MEXICO CITY — Three years after NBC and TV Azteca exchanged wedding vows — a marriage then touted as a symbol of the new North American Free Trade Agreement (NAFTA) — the two webs are headed for divorce court.
Azteca announced Wednesday it would sue NBC for failure to meet the terms of the option-to-buy it signed with Mexico’s No. 2 net in May 1994.
By filing suit with the Intl. Chamber of Commerce in Paris — the arbitration body agreed upon in the 1994 deal — Azteca hopes to stop the Peacock Web from exercising its option to buy up to 10% of the Mexican broadcaster.
Azteca sources said they were notified by NBC on April 4 of its wish to exercise its option, which expires Tuesday.
NBC wants to buy a 1% stake in the company, which would be enough to give it the right to force Azteca into making a public offering within five years — at which time NBC has the right to buy another 10%.
The Mexican broadcaster has become an attractive proposition due to audience and ad gains at the expense of Televisa: Its all-day share leapt from 14% to 25% over the 12 months through February 1997, according to agency Ibope.

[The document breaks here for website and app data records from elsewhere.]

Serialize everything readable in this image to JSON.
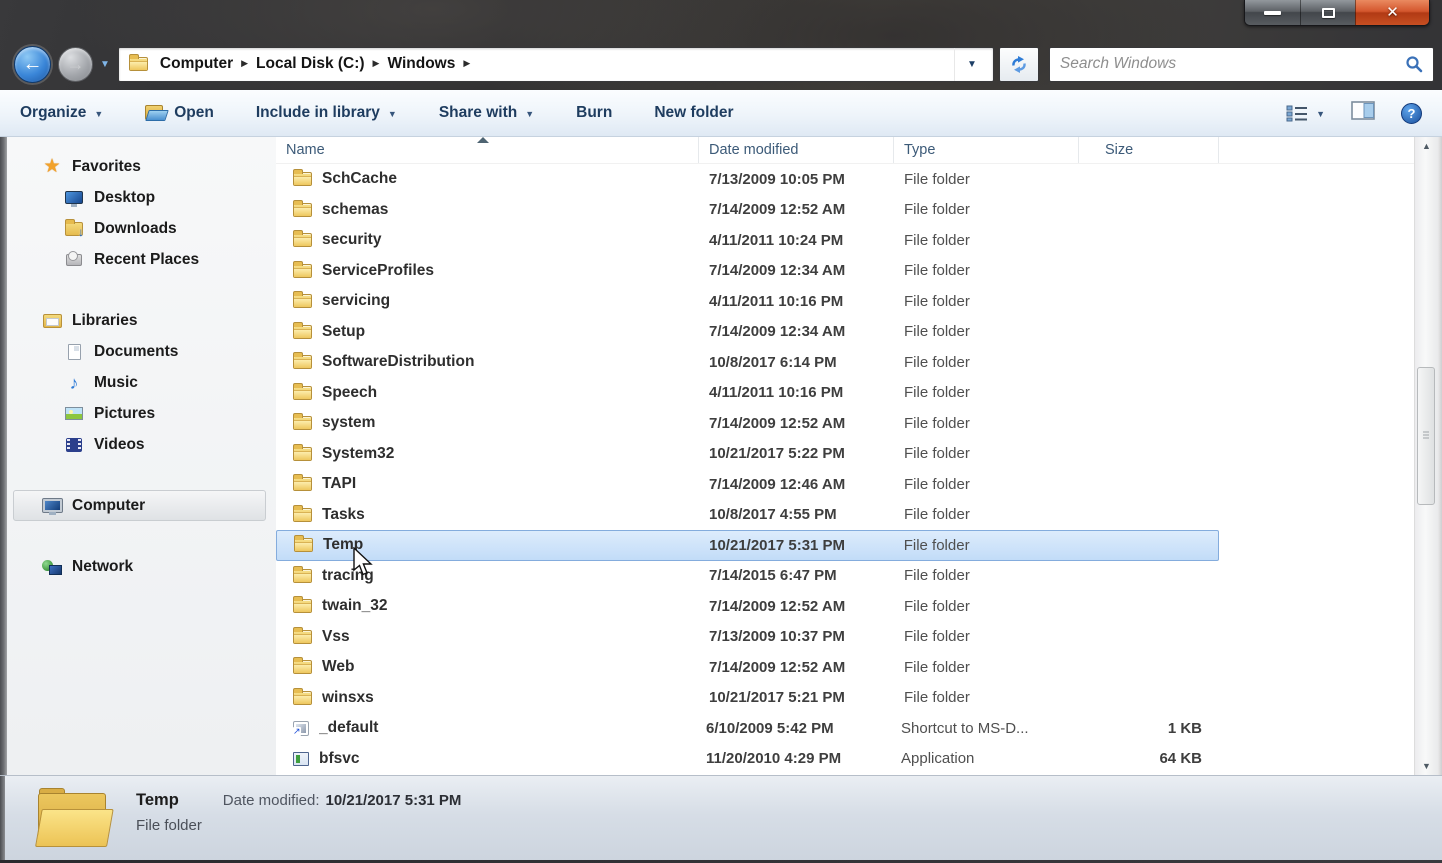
{
  "colors": {
    "selection_border": "#84acdd",
    "selection_fill_top": "#ddecfc",
    "selection_fill_bottom": "#c2dcf8",
    "close_button": "#c74f22",
    "toolbar_text": "#1e3c5f",
    "folder_yellow": "#e7bd52"
  },
  "icons": {
    "back": "←",
    "forward": "→",
    "dropdown_caret": "▼",
    "breadcrumb_separator": "▶",
    "close": "✕",
    "help": "?",
    "star": "★",
    "music_note": "♪",
    "triangle_up": "▲",
    "triangle_down": "▼"
  },
  "address": {
    "breadcrumb": [
      "Computer",
      "Local Disk (C:)",
      "Windows"
    ],
    "search_placeholder": "Search Windows"
  },
  "toolbar": {
    "items": [
      {
        "label": "Organize",
        "dropdown": true
      },
      {
        "label": "Open",
        "icon": "open-folder"
      },
      {
        "label": "Include in library",
        "dropdown": true
      },
      {
        "label": "Share with",
        "dropdown": true
      },
      {
        "label": "Burn"
      },
      {
        "label": "New folder"
      }
    ]
  },
  "sidebar": {
    "items": [
      {
        "label": "Favorites",
        "icon": "star",
        "level": 0
      },
      {
        "label": "Desktop",
        "icon": "desktop",
        "level": 1
      },
      {
        "label": "Downloads",
        "icon": "downloads",
        "level": 1
      },
      {
        "label": "Recent Places",
        "icon": "recent",
        "level": 1
      },
      {
        "label": "Libraries",
        "icon": "libraries",
        "level": 0,
        "gap": true
      },
      {
        "label": "Documents",
        "icon": "document",
        "level": 1
      },
      {
        "label": "Music",
        "icon": "music",
        "level": 1
      },
      {
        "label": "Pictures",
        "icon": "pictures",
        "level": 1
      },
      {
        "label": "Videos",
        "icon": "videos",
        "level": 1
      },
      {
        "label": "Computer",
        "icon": "computer",
        "level": 0,
        "gap": true,
        "selected": true
      },
      {
        "label": "Network",
        "icon": "network",
        "level": 0,
        "gap": true
      }
    ]
  },
  "filelist": {
    "columns": [
      "Name",
      "Date modified",
      "Type",
      "Size"
    ],
    "sort": {
      "column": "Name",
      "direction": "ascending"
    },
    "rows": [
      {
        "name": "SchCache",
        "date": "7/13/2009 10:05 PM",
        "type": "File folder",
        "size": "",
        "icon": "folder"
      },
      {
        "name": "schemas",
        "date": "7/14/2009 12:52 AM",
        "type": "File folder",
        "size": "",
        "icon": "folder"
      },
      {
        "name": "security",
        "date": "4/11/2011 10:24 PM",
        "type": "File folder",
        "size": "",
        "icon": "folder"
      },
      {
        "name": "ServiceProfiles",
        "date": "7/14/2009 12:34 AM",
        "type": "File folder",
        "size": "",
        "icon": "folder"
      },
      {
        "name": "servicing",
        "date": "4/11/2011 10:16 PM",
        "type": "File folder",
        "size": "",
        "icon": "folder"
      },
      {
        "name": "Setup",
        "date": "7/14/2009 12:34 AM",
        "type": "File folder",
        "size": "",
        "icon": "folder"
      },
      {
        "name": "SoftwareDistribution",
        "date": "10/8/2017 6:14 PM",
        "type": "File folder",
        "size": "",
        "icon": "folder"
      },
      {
        "name": "Speech",
        "date": "4/11/2011 10:16 PM",
        "type": "File folder",
        "size": "",
        "icon": "folder"
      },
      {
        "name": "system",
        "date": "7/14/2009 12:52 AM",
        "type": "File folder",
        "size": "",
        "icon": "folder"
      },
      {
        "name": "System32",
        "date": "10/21/2017 5:22 PM",
        "type": "File folder",
        "size": "",
        "icon": "folder"
      },
      {
        "name": "TAPI",
        "date": "7/14/2009 12:46 AM",
        "type": "File folder",
        "size": "",
        "icon": "folder"
      },
      {
        "name": "Tasks",
        "date": "10/8/2017 4:55 PM",
        "type": "File folder",
        "size": "",
        "icon": "folder"
      },
      {
        "name": "Temp",
        "date": "10/21/2017 5:31 PM",
        "type": "File folder",
        "size": "",
        "icon": "folder",
        "selected": true
      },
      {
        "name": "tracing",
        "date": "7/14/2015 6:47 PM",
        "type": "File folder",
        "size": "",
        "icon": "folder"
      },
      {
        "name": "twain_32",
        "date": "7/14/2009 12:52 AM",
        "type": "File folder",
        "size": "",
        "icon": "folder"
      },
      {
        "name": "Vss",
        "date": "7/13/2009 10:37 PM",
        "type": "File folder",
        "size": "",
        "icon": "folder"
      },
      {
        "name": "Web",
        "date": "7/14/2009 12:52 AM",
        "type": "File folder",
        "size": "",
        "icon": "folder"
      },
      {
        "name": "winsxs",
        "date": "10/21/2017 5:21 PM",
        "type": "File folder",
        "size": "",
        "icon": "folder"
      },
      {
        "name": "_default",
        "date": "6/10/2009 5:42 PM",
        "type": "Shortcut to MS-D...",
        "size": "1 KB",
        "icon": "shortcut"
      },
      {
        "name": "bfsvc",
        "date": "11/20/2010 4:29 PM",
        "type": "Application",
        "size": "64 KB",
        "icon": "application"
      }
    ]
  },
  "details": {
    "name": "Temp",
    "date_label": "Date modified:",
    "date_value": "10/21/2017 5:31 PM",
    "type": "File folder"
  }
}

An Azteca source says the broadcaster made sales of $235 million last year, and a Mexico-based analyst estimates Azteca’s TV ad pie share will climb from 1996’s 24% to as much as 30% this year.
Azteca claims its success owes little to NBC and alleges that the U.S. net failed to provide the level of support in sales, programming, production, technology and systems that it committed to in exchange for its option-to-buy.
But NBC spokesman George Jamison told Daily Variety that the Peacock Web gave ample support, and added that Azteca was behind in a $7 million payment to NBC for services rendered (at a discount).
“We firmly believe our assistance to Azteca has contributed significantly to their success. We’re confident our position will be upheld in Paris,” Jamison added.
Sources said that, beyond the initial 1% stake, NBC is demanding an additional 1% as a pre-arranged bonus for performance levels attained by Azteca. NBC believes it also is entitled to a $22.5 million compensation for warrants to the 9% of stock it does not wish to buy.